**Problem details**
Write out each record a second time, exactly.

Items listed in a dataset:
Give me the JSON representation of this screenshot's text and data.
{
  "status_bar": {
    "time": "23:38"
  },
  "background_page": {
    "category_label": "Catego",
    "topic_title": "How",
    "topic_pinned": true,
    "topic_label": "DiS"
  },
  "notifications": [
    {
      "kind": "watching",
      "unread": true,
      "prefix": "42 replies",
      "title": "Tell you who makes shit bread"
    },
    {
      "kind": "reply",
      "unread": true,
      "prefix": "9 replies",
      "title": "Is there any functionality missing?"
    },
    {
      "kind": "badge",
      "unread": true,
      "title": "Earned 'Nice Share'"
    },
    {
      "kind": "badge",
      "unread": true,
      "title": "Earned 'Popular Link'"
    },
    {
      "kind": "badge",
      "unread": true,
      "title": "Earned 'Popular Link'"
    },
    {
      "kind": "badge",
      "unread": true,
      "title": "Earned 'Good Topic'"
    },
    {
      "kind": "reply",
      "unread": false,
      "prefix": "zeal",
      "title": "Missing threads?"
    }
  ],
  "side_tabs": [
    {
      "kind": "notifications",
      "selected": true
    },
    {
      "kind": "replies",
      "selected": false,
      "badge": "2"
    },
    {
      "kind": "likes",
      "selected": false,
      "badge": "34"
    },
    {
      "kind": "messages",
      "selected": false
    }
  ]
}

**Result of this task**
Give me the JSON representation of this screenshot's text and data.
{
  "status_bar": {
    "time": "23:38"
  },
  "background_page": {
    "category_label": "Catego",
    "topic_title": "How",
    "topic_pinned": true,
    "topic_label": "DiS"
  },
  "notifications": [
    {
      "kind": "watching",
      "unread": true,
      "prefix": "42 replies",
      "title": "Tell you who makes shit bread"
    },
    {
      "kind": "reply",
      "unread": true,
      "prefix": "9 replies",
      "title": "Is there any functionality missing?"
    },
    {
      "kind": "badge",
      "unread": true,
      "title": "Earned 'Nice Share'"
    },
    {
      "kind": "badge",
      "unread": true,
      "title": "Earned 'Popular Link'"
    },
    {
      "kind": "badge",
      "unread": true,
      "title": "Earned 'Popular Link'"
    },
    {
      "kind": "badge",
      "unread": true,
      "title": "Earned 'Good Topic'"
    },
    {
      "kind": "reply",
      "unread": false,
      "prefix": "zeal",
      "title": "Missing threads?"
    }
  ],
  "side_tabs": [
    {
      "kind": "notifications",
      "selected": true
    },
    {
      "kind": "replies",
      "selected": false,
      "badge": "2"
    },
    {
      "kind": "likes",
      "selected": false,
      "badge": "34"
    },
    {
      "kind": "messages",
      "selected": false
    }
  ]
}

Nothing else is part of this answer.